The content of the scam email promises recipients a guaranteed chance to earn on virtual assets. According to people who got the email, the email preaches the restoration of the world’s largest cryptocurrency, Bitcoin(BTC)trade, to its former glory in late 2017. It even promises a much greater price, alleging that experts predict a spike higher than $20,000 by next year. It reads:
“Bitcoin is still a long way off its peak price of $20,000, which it reached in 2017, but some cryptocurrency experts believe it could hit an even higher value by 2020.”
The email, which claims to be from the office of the FCA was designed with the regulator’s brand and logo together with that of another British regulatory body, the Prudential Regulation Authority. A link with the text “Click her” [sic] colored with the FCA’s unique maroon branding, was part of the fraudulent email, urging recipients to click on the malicious link.

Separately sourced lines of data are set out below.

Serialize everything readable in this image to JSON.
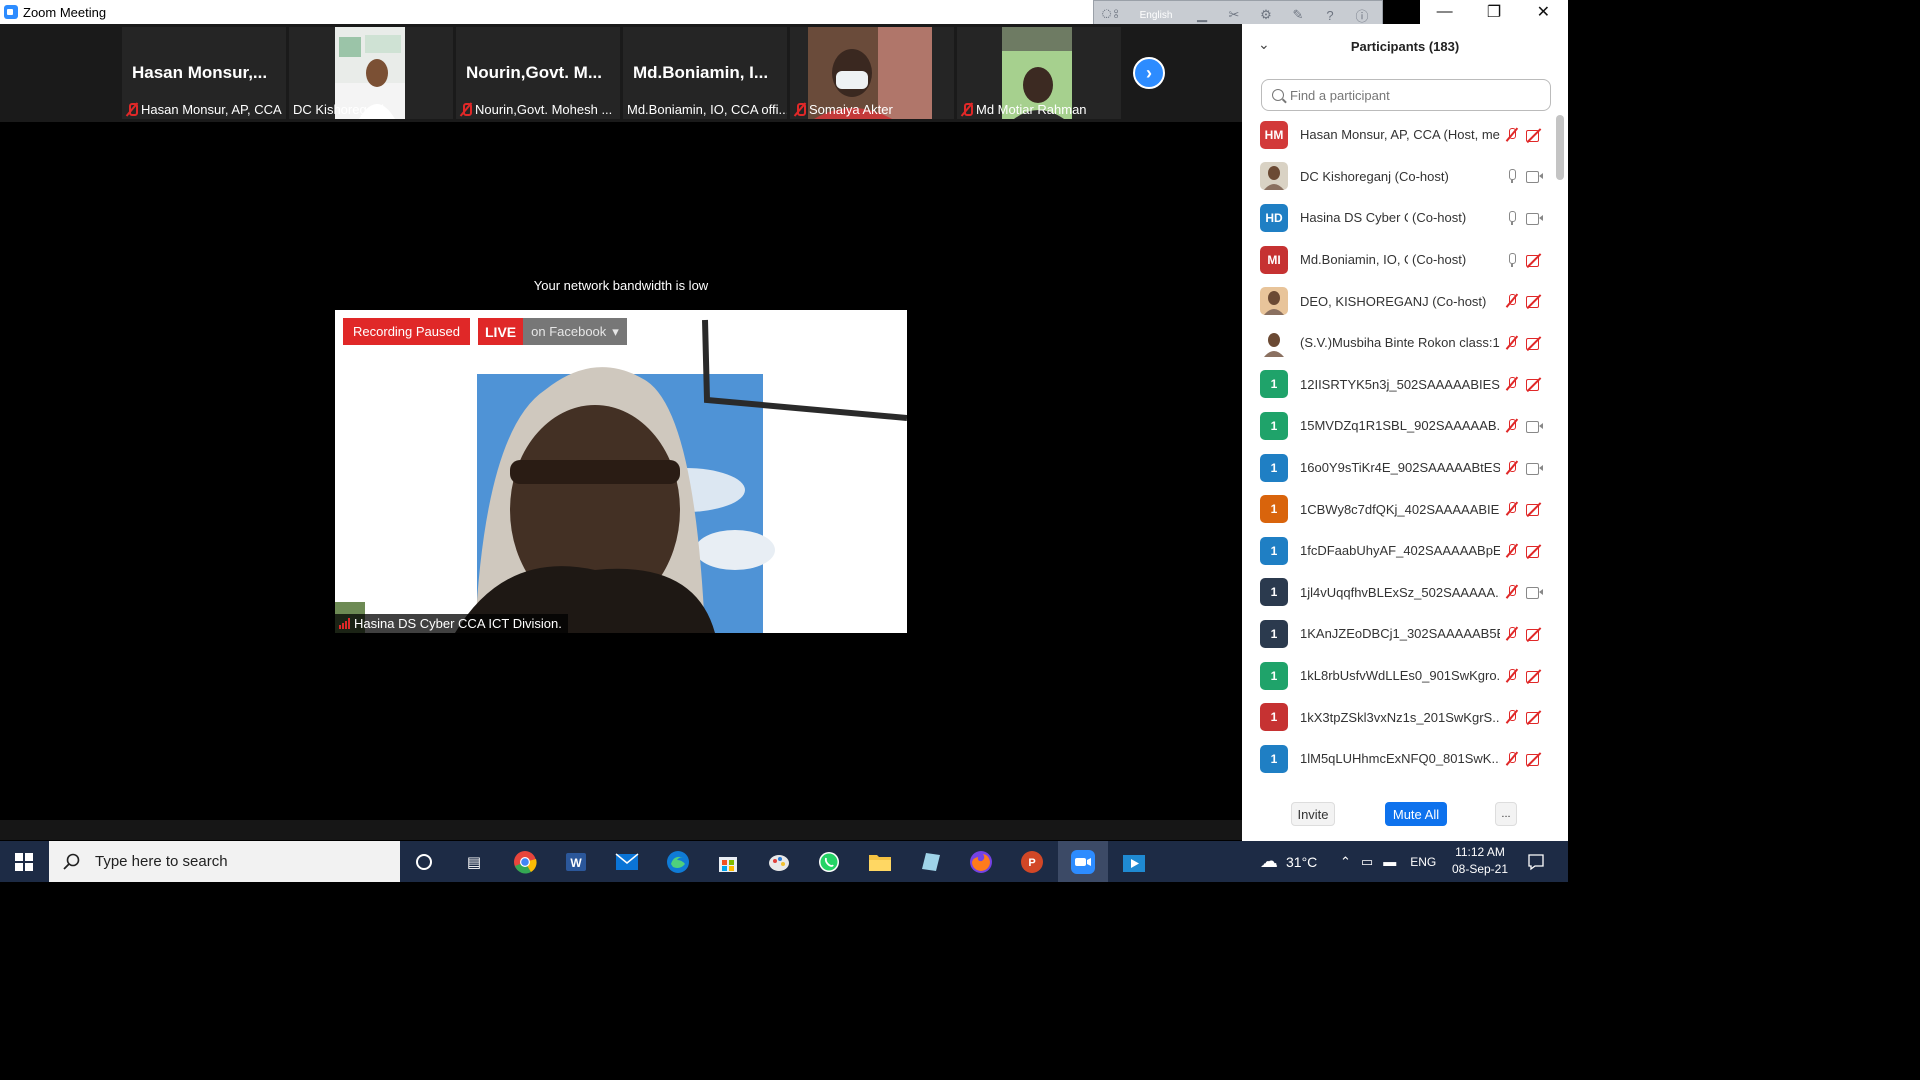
{
  "window": {
    "title": "Zoom Meeting"
  },
  "language_bar": {
    "language": "English"
  },
  "thumbnails": [
    {
      "big_name": "Hasan  Monsur,...",
      "label": "Hasan Monsur, AP, CCA",
      "muted": true
    },
    {
      "big_name": "",
      "label": "DC Kishoreganj",
      "muted": false
    },
    {
      "big_name": "Nourin,Govt.  M...",
      "label": "Nourin,Govt. Mohesh ...",
      "muted": true
    },
    {
      "big_name": "Md.Boniamin,  I...",
      "label": "Md.Boniamin, IO, CCA offi...",
      "muted": false
    },
    {
      "big_name": "",
      "label": "Somaiya Akter",
      "muted": true
    },
    {
      "big_name": "",
      "label": "Md Motiar Rahman",
      "muted": true
    }
  ],
  "main": {
    "bandwidth_warning": "Your network bandwidth is low",
    "recording_status": "Recording Paused",
    "live_label": "LIVE",
    "live_destination": "on Facebook",
    "speaker_name": "Hasina DS Cyber CCA ICT Division."
  },
  "participants_panel": {
    "title": "Participants (183)",
    "search_placeholder": "Find a participant",
    "items": [
      {
        "avatar": "HM",
        "color": "#d23a3a",
        "name": "Hasan Monsur, AP, CCA (Host, me)",
        "role": "",
        "mic": "off",
        "cam": "off"
      },
      {
        "avatar": "",
        "color": "#d9d2c4",
        "name": "DC Kishoreganj (Co-host)",
        "role": "",
        "mic": "on",
        "cam": "on"
      },
      {
        "avatar": "HD",
        "color": "#1f7fc4",
        "name": "Hasina DS Cyber CCA I...",
        "role": "(Co-host)",
        "mic": "on",
        "cam": "on"
      },
      {
        "avatar": "MI",
        "color": "#c63232",
        "name": "Md.Boniamin, IO, CCA ...",
        "role": "(Co-host)",
        "mic": "on",
        "cam": "off"
      },
      {
        "avatar": "",
        "color": "#e8c49a",
        "name": "DEO, KISHOREGANJ (Co-host)",
        "role": "",
        "mic": "off",
        "cam": "off"
      },
      {
        "avatar": "",
        "color": "#ffffff",
        "name": "(S.V.)Musbiha Binte Rokon class:1...",
        "role": "",
        "mic": "off",
        "cam": "off"
      },
      {
        "avatar": "1",
        "color": "#1fa36a",
        "name": "12IISRTYK5n3j_502SAAAAABIES...",
        "role": "",
        "mic": "off",
        "cam": "off"
      },
      {
        "avatar": "1",
        "color": "#1fa36a",
        "name": "15MVDZq1R1SBL_902SAAAAAB...",
        "role": "",
        "mic": "off",
        "cam": "on"
      },
      {
        "avatar": "1",
        "color": "#1f7fc4",
        "name": "16o0Y9sTiKr4E_902SAAAAABtES...",
        "role": "",
        "mic": "off",
        "cam": "on"
      },
      {
        "avatar": "1",
        "color": "#d9640c",
        "name": "1CBWy8c7dfQKj_402SAAAAABIE...",
        "role": "",
        "mic": "off",
        "cam": "off"
      },
      {
        "avatar": "1",
        "color": "#1f7fc4",
        "name": "1fcDFaabUhyAF_402SAAAAABpE...",
        "role": "",
        "mic": "off",
        "cam": "off"
      },
      {
        "avatar": "1",
        "color": "#2b3a4e",
        "name": "1jl4vUqqfhvBLExSz_502SAAAAA...",
        "role": "",
        "mic": "off",
        "cam": "on"
      },
      {
        "avatar": "1",
        "color": "#2b3a4e",
        "name": "1KAnJZEoDBCj1_302SAAAAAB5E...",
        "role": "",
        "mic": "off",
        "cam": "off"
      },
      {
        "avatar": "1",
        "color": "#1fa36a",
        "name": "1kL8rbUsfvWdLLEs0_901SwKgro...",
        "role": "",
        "mic": "off",
        "cam": "off"
      },
      {
        "avatar": "1",
        "color": "#c63232",
        "name": "1kX3tpZSkl3vxNz1s_201SwKgrS...",
        "role": "",
        "mic": "off",
        "cam": "off"
      },
      {
        "avatar": "1",
        "color": "#1f7fc4",
        "name": "1lM5qLUHhmcExNFQ0_801SwK...",
        "role": "",
        "mic": "off",
        "cam": "off"
      }
    ],
    "footer": {
      "invite": "Invite",
      "mute_all": "Mute All",
      "more": "..."
    }
  },
  "taskbar": {
    "search_placeholder": "Type here to search",
    "temperature": "31°C",
    "language": "ENG",
    "time": "11:12 AM",
    "date": "08-Sep-21"
  }
}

FCA Warns against Crypto Scams
Following the exposure of this crypto scam email, the FCA released a set of warnings to the general public, exposing some of the red flags to help identify scam emails. The FCA also asserted that the email was flagged by the regulator’s team and that the sender is most likely associated with an organized fraud, and as such the watchdog strongly advises the public not to respond to the criminals in any way.
Revealing some common flaws with scam emails of this sort, the regulator additionally recommended recipients to “Look for signs that the email, letter or phone call may not be from us, such as it listing a mobile or overseas contact phone number, an email address from a hotmail or gmail account, or a foreign PO Box number.” It also noted that “scam emails or letters often contain spelling mistakes and poor grammar.”
Knowing the FCA’s stand with crypto, it is very unlikely that anyone who is familiar with the regulator’s stance would fall for this cheap scam. The FCA has repeatedly warned against the drawbacks of investing in virtual currencies. Scams like this are very common. Like the website rightly puts it with a known guidance, “if it sounds too good to be true, it probably is.”
Let’s be guided then.